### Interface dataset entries
▼▼▼
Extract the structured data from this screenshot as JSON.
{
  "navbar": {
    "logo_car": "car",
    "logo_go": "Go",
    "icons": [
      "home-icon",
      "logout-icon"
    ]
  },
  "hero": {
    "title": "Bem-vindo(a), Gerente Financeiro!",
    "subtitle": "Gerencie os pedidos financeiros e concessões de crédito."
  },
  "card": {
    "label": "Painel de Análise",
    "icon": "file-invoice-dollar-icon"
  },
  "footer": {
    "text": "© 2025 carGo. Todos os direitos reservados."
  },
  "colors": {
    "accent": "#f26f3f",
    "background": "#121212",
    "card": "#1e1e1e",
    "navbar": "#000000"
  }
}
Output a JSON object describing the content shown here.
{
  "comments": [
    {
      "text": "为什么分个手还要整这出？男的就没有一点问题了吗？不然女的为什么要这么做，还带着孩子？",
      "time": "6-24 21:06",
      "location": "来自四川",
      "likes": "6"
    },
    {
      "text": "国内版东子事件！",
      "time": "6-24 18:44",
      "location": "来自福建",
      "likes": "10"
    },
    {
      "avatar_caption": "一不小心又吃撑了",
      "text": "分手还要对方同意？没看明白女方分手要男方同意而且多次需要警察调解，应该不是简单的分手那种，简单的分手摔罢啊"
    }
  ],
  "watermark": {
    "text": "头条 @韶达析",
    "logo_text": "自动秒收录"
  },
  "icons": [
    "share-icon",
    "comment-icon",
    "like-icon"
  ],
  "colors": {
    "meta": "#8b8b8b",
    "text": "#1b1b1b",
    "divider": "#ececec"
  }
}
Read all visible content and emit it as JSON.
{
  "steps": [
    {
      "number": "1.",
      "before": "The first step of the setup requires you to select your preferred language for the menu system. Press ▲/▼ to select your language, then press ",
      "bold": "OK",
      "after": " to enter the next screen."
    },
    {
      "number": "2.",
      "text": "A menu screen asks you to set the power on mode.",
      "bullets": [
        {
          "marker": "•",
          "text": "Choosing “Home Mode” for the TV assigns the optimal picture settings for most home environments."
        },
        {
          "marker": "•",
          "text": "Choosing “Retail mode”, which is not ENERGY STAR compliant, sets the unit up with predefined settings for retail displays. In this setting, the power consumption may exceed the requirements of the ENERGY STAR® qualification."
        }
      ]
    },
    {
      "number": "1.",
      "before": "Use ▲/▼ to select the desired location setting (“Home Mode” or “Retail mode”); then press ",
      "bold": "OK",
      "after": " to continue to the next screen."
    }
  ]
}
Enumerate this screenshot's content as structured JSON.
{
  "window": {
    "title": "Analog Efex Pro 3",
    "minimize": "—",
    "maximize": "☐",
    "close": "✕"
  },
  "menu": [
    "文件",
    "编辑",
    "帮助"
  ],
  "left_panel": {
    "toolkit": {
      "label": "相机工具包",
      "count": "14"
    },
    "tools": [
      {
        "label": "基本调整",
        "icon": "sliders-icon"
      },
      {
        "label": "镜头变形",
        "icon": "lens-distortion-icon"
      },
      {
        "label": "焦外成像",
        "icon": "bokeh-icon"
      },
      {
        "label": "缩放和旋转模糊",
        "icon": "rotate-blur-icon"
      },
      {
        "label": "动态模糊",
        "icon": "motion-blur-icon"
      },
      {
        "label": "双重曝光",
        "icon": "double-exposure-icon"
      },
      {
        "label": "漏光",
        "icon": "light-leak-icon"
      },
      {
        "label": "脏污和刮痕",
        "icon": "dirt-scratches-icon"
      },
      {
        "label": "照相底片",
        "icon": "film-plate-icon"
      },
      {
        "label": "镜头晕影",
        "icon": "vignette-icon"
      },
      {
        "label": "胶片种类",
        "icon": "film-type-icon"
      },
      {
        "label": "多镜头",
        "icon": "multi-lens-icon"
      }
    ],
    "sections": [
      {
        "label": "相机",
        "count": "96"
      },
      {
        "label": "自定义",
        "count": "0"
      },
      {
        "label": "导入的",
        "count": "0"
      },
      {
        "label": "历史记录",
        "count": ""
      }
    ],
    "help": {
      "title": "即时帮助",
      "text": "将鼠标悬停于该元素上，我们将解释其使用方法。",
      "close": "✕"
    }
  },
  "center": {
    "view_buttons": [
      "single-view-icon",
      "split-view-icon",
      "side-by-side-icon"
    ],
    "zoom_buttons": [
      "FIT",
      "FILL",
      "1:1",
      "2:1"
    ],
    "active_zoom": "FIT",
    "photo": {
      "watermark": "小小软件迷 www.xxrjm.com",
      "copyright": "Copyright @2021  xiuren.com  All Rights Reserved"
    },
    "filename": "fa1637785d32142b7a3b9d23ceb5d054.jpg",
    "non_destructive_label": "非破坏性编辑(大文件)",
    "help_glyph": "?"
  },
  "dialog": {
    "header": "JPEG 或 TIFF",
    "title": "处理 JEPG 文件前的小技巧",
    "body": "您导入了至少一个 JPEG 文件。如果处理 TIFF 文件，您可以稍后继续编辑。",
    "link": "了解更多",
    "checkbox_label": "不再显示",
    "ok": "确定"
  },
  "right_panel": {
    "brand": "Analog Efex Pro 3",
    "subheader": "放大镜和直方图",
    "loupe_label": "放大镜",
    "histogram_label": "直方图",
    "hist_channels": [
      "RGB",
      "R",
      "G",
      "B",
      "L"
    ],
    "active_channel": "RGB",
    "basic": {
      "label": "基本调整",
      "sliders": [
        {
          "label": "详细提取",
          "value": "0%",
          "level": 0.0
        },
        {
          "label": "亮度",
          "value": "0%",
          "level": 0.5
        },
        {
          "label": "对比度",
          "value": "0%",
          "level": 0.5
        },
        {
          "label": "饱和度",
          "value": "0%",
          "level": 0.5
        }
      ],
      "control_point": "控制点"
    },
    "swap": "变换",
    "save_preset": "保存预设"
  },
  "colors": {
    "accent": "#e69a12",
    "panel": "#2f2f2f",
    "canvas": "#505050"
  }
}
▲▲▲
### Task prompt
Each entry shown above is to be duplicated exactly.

### Result for this task
Extract the structured data from this screenshot as JSON.
{
  "navbar": {
    "logo_car": "car",
    "logo_go": "Go",
    "icons": [
      "home-icon",
      "logout-icon"
    ]
  },
  "hero": {
    "title": "Bem-vindo(a), Gerente Financeiro!",
    "subtitle": "Gerencie os pedidos financeiros e concessões de crédito."
  },
  "card": {
    "label": "Painel de Análise",
    "icon": "file-invoice-dollar-icon"
  },
  "footer": {
    "text": "© 2025 carGo. Todos os direitos reservados."
  },
  "colors": {
    "accent": "#f26f3f",
    "background": "#121212",
    "card": "#1e1e1e",
    "navbar": "#000000"
  }
}
Output a JSON object describing the content shown here.
{
  "comments": [
    {
      "text": "为什么分个手还要整这出？男的就没有一点问题了吗？不然女的为什么要这么做，还带着孩子？",
      "time": "6-24 21:06",
      "location": "来自四川",
      "likes": "6"
    },
    {
      "text": "国内版东子事件！",
      "time": "6-24 18:44",
      "location": "来自福建",
      "likes": "10"
    },
    {
      "avatar_caption": "一不小心又吃撑了",
      "text": "分手还要对方同意？没看明白女方分手要男方同意而且多次需要警察调解，应该不是简单的分手那种，简单的分手摔罢啊"
    }
  ],
  "watermark": {
    "text": "头条 @韶达析",
    "logo_text": "自动秒收录"
  },
  "icons": [
    "share-icon",
    "comment-icon",
    "like-icon"
  ],
  "colors": {
    "meta": "#8b8b8b",
    "text": "#1b1b1b",
    "divider": "#ececec"
  }
}
Read all visible content and emit it as JSON.
{
  "steps": [
    {
      "number": "1.",
      "before": "The first step of the setup requires you to select your preferred language for the menu system. Press ▲/▼ to select your language, then press ",
      "bold": "OK",
      "after": " to enter the next screen."
    },
    {
      "number": "2.",
      "text": "A menu screen asks you to set the power on mode.",
      "bullets": [
        {
          "marker": "•",
          "text": "Choosing “Home Mode” for the TV assigns the optimal picture settings for most home environments."
        },
        {
          "marker": "•",
          "text": "Choosing “Retail mode”, which is not ENERGY STAR compliant, sets the unit up with predefined settings for retail displays. In this setting, the power consumption may exceed the requirements of the ENERGY STAR® qualification."
        }
      ]
    },
    {
      "number": "1.",
      "before": "Use ▲/▼ to select the desired location setting (“Home Mode” or “Retail mode”); then press ",
      "bold": "OK",
      "after": " to continue to the next screen."
    }
  ]
}
Enumerate this screenshot's content as structured JSON.
{
  "window": {
    "title": "Analog Efex Pro 3",
    "minimize": "—",
    "maximize": "☐",
    "close": "✕"
  },
  "menu": [
    "文件",
    "编辑",
    "帮助"
  ],
  "left_panel": {
    "toolkit": {
      "label": "相机工具包",
      "count": "14"
    },
    "tools": [
      {
        "label": "基本调整",
        "icon": "sliders-icon"
      },
      {
        "label": "镜头变形",
        "icon": "lens-distortion-icon"
      },
      {
        "label": "焦外成像",
        "icon": "bokeh-icon"
      },
      {
        "label": "缩放和旋转模糊",
        "icon": "rotate-blur-icon"
      },
      {
        "label": "动态模糊",
        "icon": "motion-blur-icon"
      },
      {
        "label": "双重曝光",
        "icon": "double-exposure-icon"
      },
      {
        "label": "漏光",
        "icon": "light-leak-icon"
      },
      {
        "label": "脏污和刮痕",
        "icon": "dirt-scratches-icon"
      },
      {
        "label": "照相底片",
        "icon": "film-plate-icon"
      },
      {
        "label": "镜头晕影",
        "icon": "vignette-icon"
      },
      {
        "label": "胶片种类",
        "icon": "film-type-icon"
      },
      {
        "label": "多镜头",
        "icon": "multi-lens-icon"
      }
    ],
    "sections": [
      {
        "label": "相机",
        "count": "96"
      },
      {
        "label": "自定义",
        "count": "0"
      },
      {
        "label": "导入的",
        "count": "0"
      },
      {
        "label": "历史记录",
        "count": ""
      }
    ],
    "help": {
      "title": "即时帮助",
      "text": "将鼠标悬停于该元素上，我们将解释其使用方法。",
      "close": "✕"
    }
  },
  "center": {
    "view_buttons": [
      "single-view-icon",
      "split-view-icon",
      "side-by-side-icon"
    ],
    "zoom_buttons": [
      "FIT",
      "FILL",
      "1:1",
      "2:1"
    ],
    "active_zoom": "FIT",
    "photo": {
      "watermark": "小小软件迷 www.xxrjm.com",
      "copyright": "Copyright @2021  xiuren.com  All Rights Reserved"
    },
    "filename": "fa1637785d32142b7a3b9d23ceb5d054.jpg",
    "non_destructive_label": "非破坏性编辑(大文件)",
    "help_glyph": "?"
  },
  "dialog": {
    "header": "JPEG 或 TIFF",
    "title": "处理 JEPG 文件前的小技巧",
    "body": "您导入了至少一个 JPEG 文件。如果处理 TIFF 文件，您可以稍后继续编辑。",
    "link": "了解更多",
    "checkbox_label": "不再显示",
    "ok": "确定"
  },
  "right_panel": {
    "brand": "Analog Efex Pro 3",
    "subheader": "放大镜和直方图",
    "loupe_label": "放大镜",
    "histogram_label": "直方图",
    "hist_channels": [
      "RGB",
      "R",
      "G",
      "B",
      "L"
    ],
    "active_channel": "RGB",
    "basic": {
      "label": "基本调整",
      "sliders": [
        {
          "label": "详细提取",
          "value": "0%",
          "level": 0.0
        },
        {
          "label": "亮度",
          "value": "0%",
          "level": 0.5
        },
        {
          "label": "对比度",
          "value": "0%",
          "level": 0.5
        },
        {
          "label": "饱和度",
          "value": "0%",
          "level": 0.5
        }
      ],
      "control_point": "控制点"
    },
    "swap": "变换",
    "save_preset": "保存预设"
  },
  "colors": {
    "accent": "#e69a12",
    "panel": "#2f2f2f",
    "canvas": "#505050"
  }
}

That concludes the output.